After premiering at Sundance, First Girl I Loved has started to make its way around the festival circuit. The film sees 17-year-old Anne (Dylan Gelula) falling in love with fellow high schooler Sasha (Brianna Hildebrand), only to have that relationship complicated by gay panic and the feelings of Anne’s best friend, Clif (Mateo Arias). Most notably, the movie has sparked some controversy by tackling the issue of sexual consent.
Star Dylan Gelula is currently busy with auditions and trying her hand at writing movie scripts, but she took the time to talk to us about First Girl I Loved, the film’s most controversial scene, her newfound queer fan base and more.
Warning: Spoilers ahead
AfterEllen.com: What was it about this script and the character of Anne that made you want to get involved with First Girl I Loved?
Dylan Gelula: That’s the craziest thing. It just happens to be amazing. Like I’m not in any position to choose projects. I auditioned for this, and they chose me.
AE: Well putting that aside, what was it about the script and Anne that you liked so much?

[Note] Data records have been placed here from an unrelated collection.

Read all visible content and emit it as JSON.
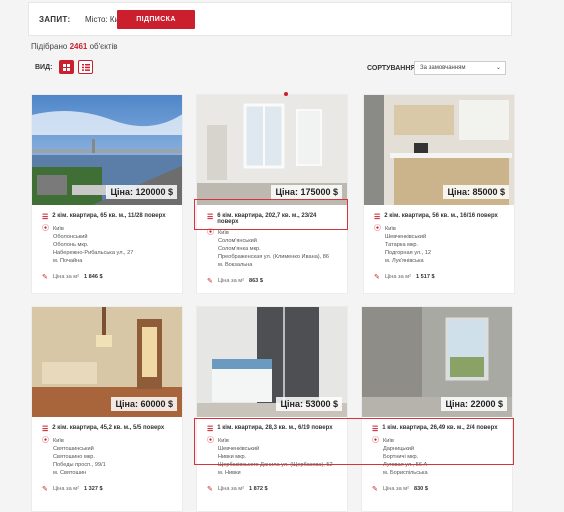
{
  "query": {
    "label": "ЗАПИТ:",
    "city_label": "Місто:",
    "city": "Київ",
    "subscribe": "ПІДПИСКА"
  },
  "results": {
    "prefix": "Підібрано",
    "count": "2461",
    "suffix": "об'єктів"
  },
  "view": {
    "label": "ВИД:"
  },
  "sort": {
    "label": "СОРТУВАННЯ:",
    "value": "За замовчанням"
  },
  "listings": [
    {
      "price": "Ціна: 120000 $",
      "title": "2 кім. квартира, 65 кв. м., 11/28 поверх",
      "city": "Київ",
      "district": "Оболонський",
      "micro": "Оболонь мкр.",
      "street": "Набережно-Рибальська ул., 27",
      "metro": "м. Почайна",
      "ppm_label": "Ціна за м²",
      "ppm": "1 846 $"
    },
    {
      "price": "Ціна: 175000 $",
      "title": "6 кім. квартира, 202,7 кв. м., 23/24 поверх",
      "city": "Київ",
      "district": "Солом'янський",
      "micro": "Солом'янка мкр.",
      "street": "Преображенская ул. (Клименко Ивана), 86",
      "metro": "м. Вокзальна",
      "ppm_label": "Ціна за м²",
      "ppm": "863 $"
    },
    {
      "price": "Ціна: 85000 $",
      "title": "2 кім. квартира, 56 кв. м., 16/16 поверх",
      "city": "Київ",
      "district": "Шевченківський",
      "micro": "Татарка мкр.",
      "street": "Подгорная ул., 12",
      "metro": "м. Лук'янівська",
      "ppm_label": "Ціна за м²",
      "ppm": "1 517 $"
    },
    {
      "price": "Ціна: 60000 $",
      "title": "2 кім. квартира, 45,2 кв. м., 5/5 поверх",
      "city": "Київ",
      "district": "Святошинський",
      "micro": "Святошино мкр.",
      "street": "Победы просп., 99/1",
      "metro": "м. Святошин",
      "ppm_label": "Ціна за м²",
      "ppm": "1 327 $"
    },
    {
      "price": "Ціна: 53000 $",
      "title": "1 кім. квартира, 28,3 кв. м., 6/19 поверх",
      "city": "Київ",
      "district": "Шевченківський",
      "micro": "Нивки мкр.",
      "street": "Щербаківського Данила ул. (Щербакова), 52",
      "metro": "м. Нивки",
      "ppm_label": "Ціна за м²",
      "ppm": "1 872 $"
    },
    {
      "price": "Ціна: 22000 $",
      "title": "1 кім. квартира, 26,49 кв. м., 2/4 поверх",
      "city": "Київ",
      "district": "Дарницький",
      "micro": "Бортничі мкр.",
      "street": "Луговая ул., 56 А",
      "metro": "м. Бориспільська",
      "ppm_label": "Ціна за м²",
      "ppm": "830 $"
    }
  ]
}
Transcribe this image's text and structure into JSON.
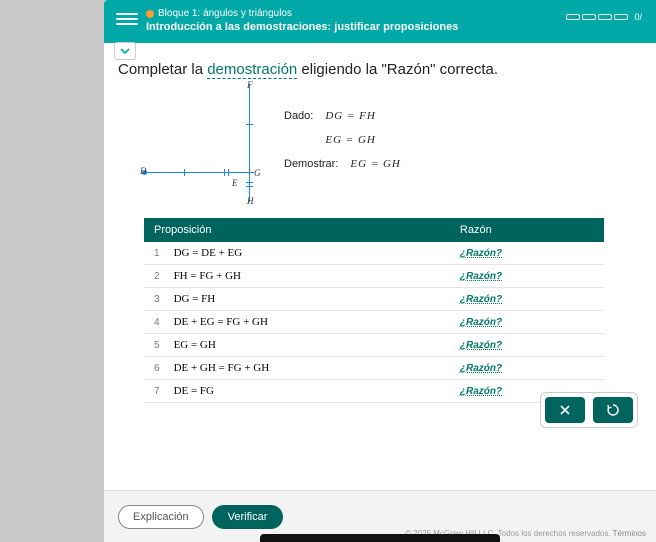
{
  "header": {
    "breadcrumb": "Bloque 1: ángulos y triángulos",
    "title": "Introducción a las demostraciones: justificar proposiciones",
    "progress_label": "0/"
  },
  "prompt": {
    "pre": "Completar la ",
    "link": "demostración",
    "post": " eligiendo la \"Razón\" correcta."
  },
  "diagram": {
    "labels": {
      "D": "D",
      "E": "E",
      "F": "F",
      "G": "G",
      "H": "H"
    }
  },
  "givens": {
    "dado_label": "Dado:",
    "given1": "DG = FH",
    "given2": "EG = GH",
    "demostrar_label": "Demostrar:",
    "prove": "EG = GH"
  },
  "table": {
    "col1": "Proposición",
    "col2": "Razón",
    "reason_placeholder": "¿Razón?",
    "rows": [
      {
        "n": "1",
        "p": "DG = DE + EG"
      },
      {
        "n": "2",
        "p": "FH = FG + GH"
      },
      {
        "n": "3",
        "p": "DG = FH"
      },
      {
        "n": "4",
        "p": "DE + EG = FG + GH"
      },
      {
        "n": "5",
        "p": "EG = GH"
      },
      {
        "n": "6",
        "p": "DE + GH = FG + GH"
      },
      {
        "n": "7",
        "p": "DE = FG"
      }
    ]
  },
  "footer": {
    "explain": "Explicación",
    "verify": "Verificar",
    "copyright": "© 2025 McGraw Hill LLC. Todos los derechos reservados.",
    "terms": "Términos"
  }
}
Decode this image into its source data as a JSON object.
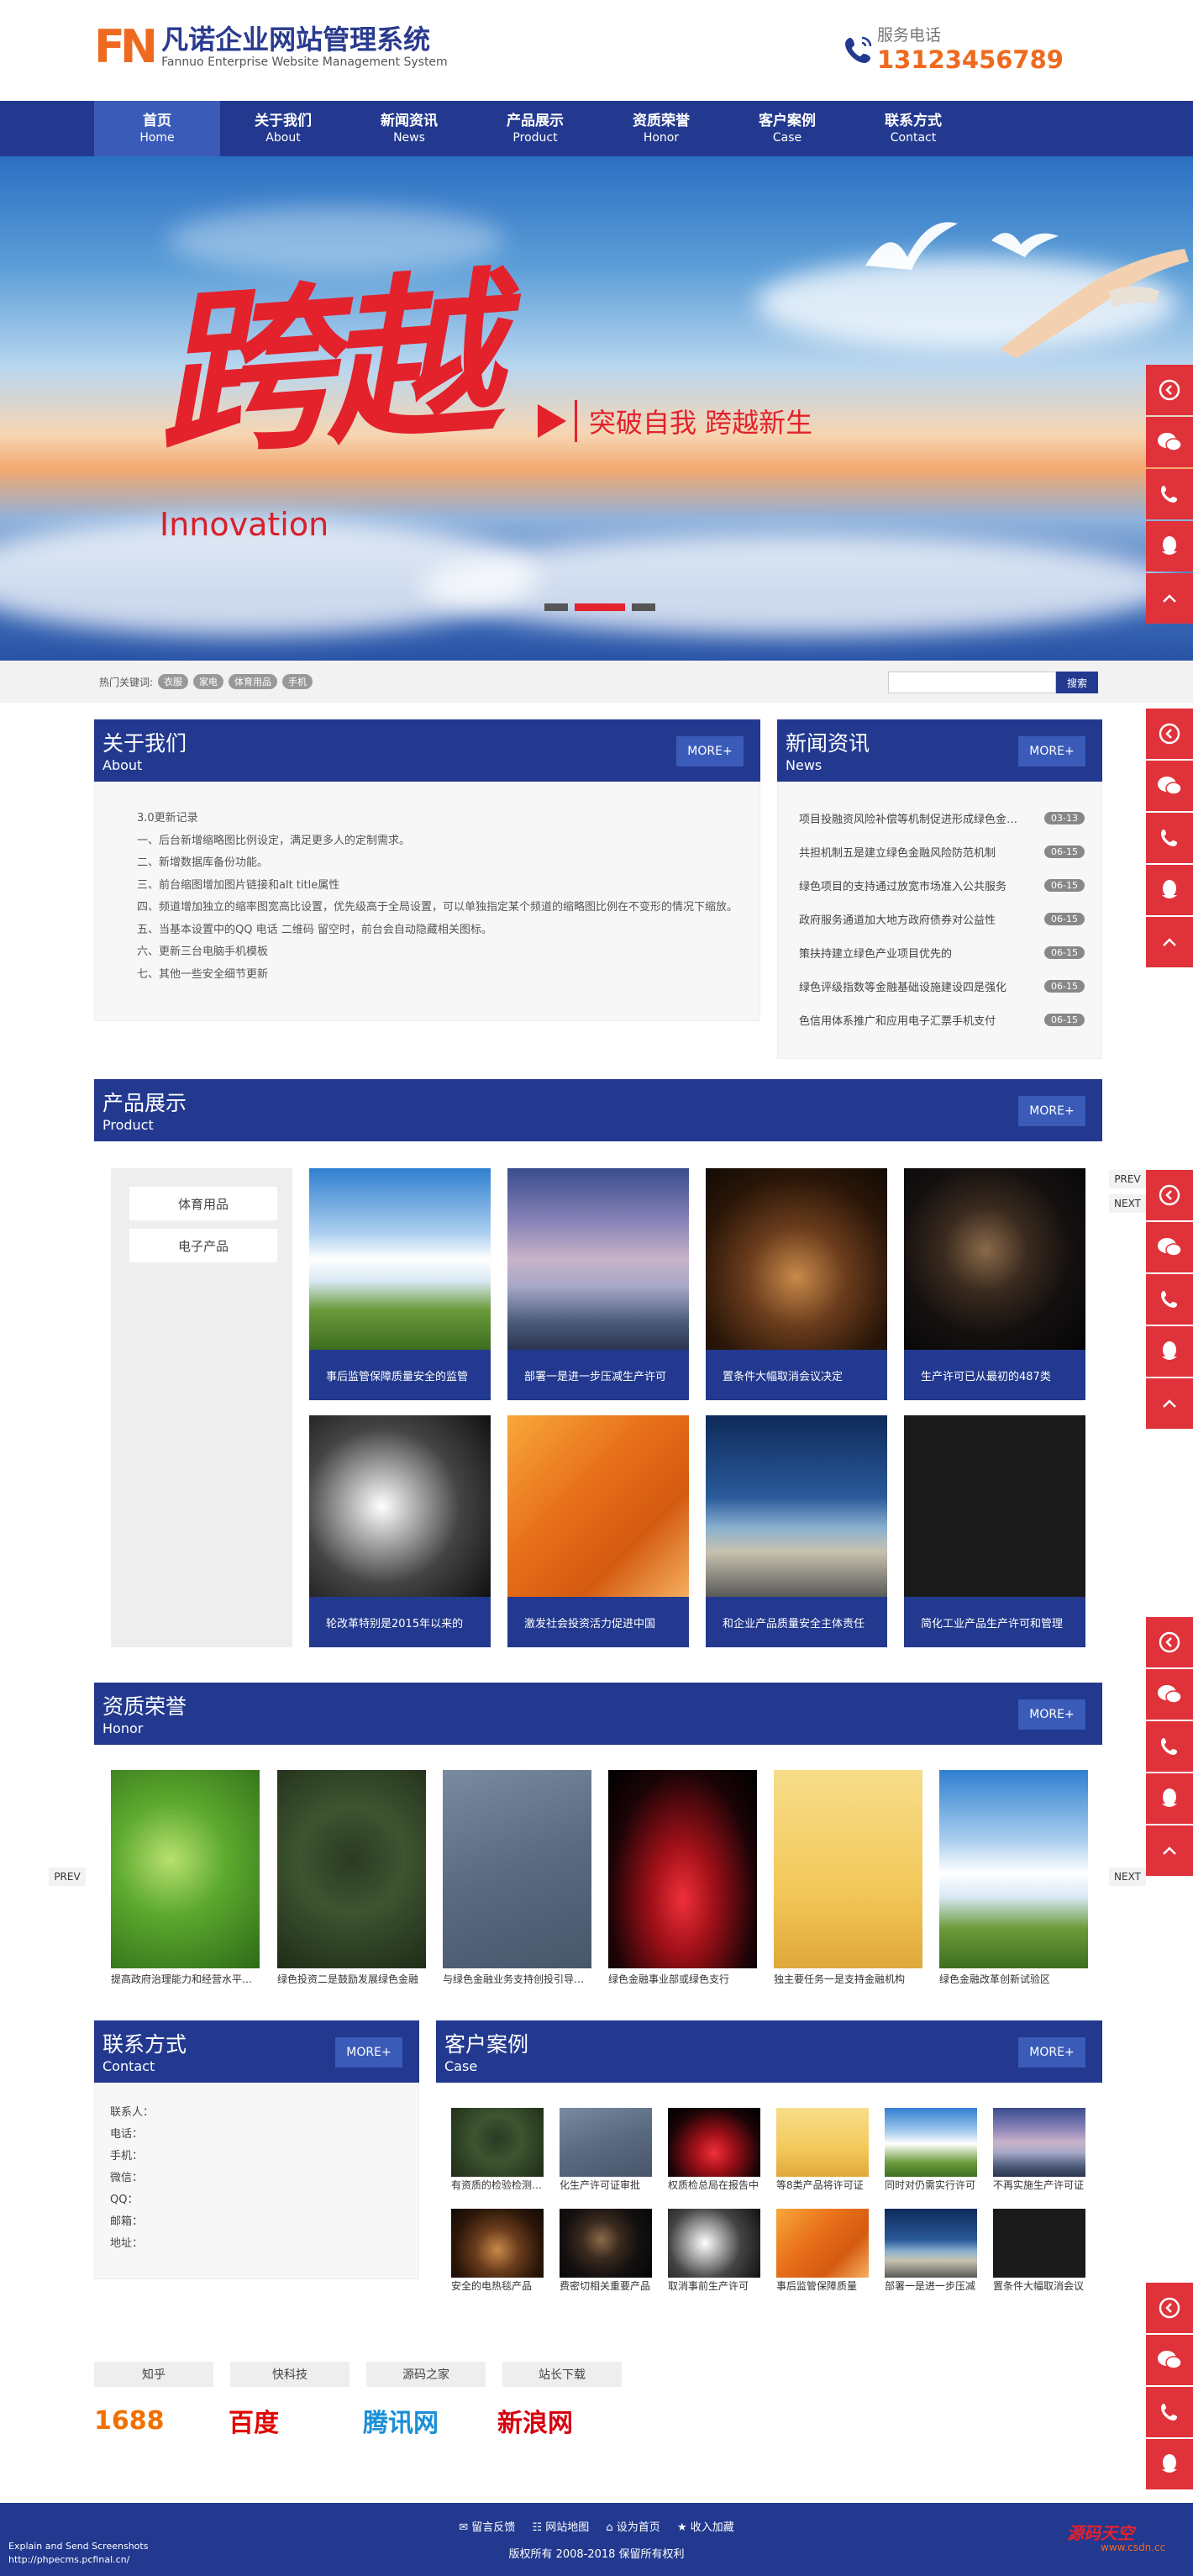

DG: I very rarely get to read female characters that are three-dimensional, flawed, but rational people. So I was incredibly lucky there. I didn’t think I was going to get it because it’s like the lead in a movie. So I just was excited to talk to the guy who wrote this. Because I was like, “Oh, this person’s brilliant and interesting. I’d love to get coffee with them.” That coffee turned into an audition, which turned into another audition, another audition, and then I got to be part of it.
AE: I’m sure in a couple of months that modesty will start to fade away, but it’s nice to see it now.
DG: Then I’ll be a monster!
AE: So I’m sure you’re aware of all the love Haley and Gracie got for their roles of Brenna and Greer on Chasing Life. Was there a part of you that was looking for that special kind of fan love for your role in First Girl I Loved?
DG: Oh my gosh! Haley and Gracie. I don’t know. I don’t know that I was looking for any kind of fan love. Her sexuality is just one part of who she is, and I was just excited to play such a complex character.
AE: But now that the film’s out there, have you received that kind of love from that special segment of the population that just loves it when actresses take on queer characters and put their all into it?
DG: Definitely. I mean I’ve gotten to talk to a lot of queer women who this movie has meant a lot to. And that’s been the most moving part of this whole thing, was to talk to them. Women don’t get to see their own experiences in film, ever, let alone queer women. Jesus Christ. So to talk to them and that my performance has meant anything to them has been unbelievable. It has made me cry many times. And they keep like wanting to end the conversation and I keep like just wanting to talk to them.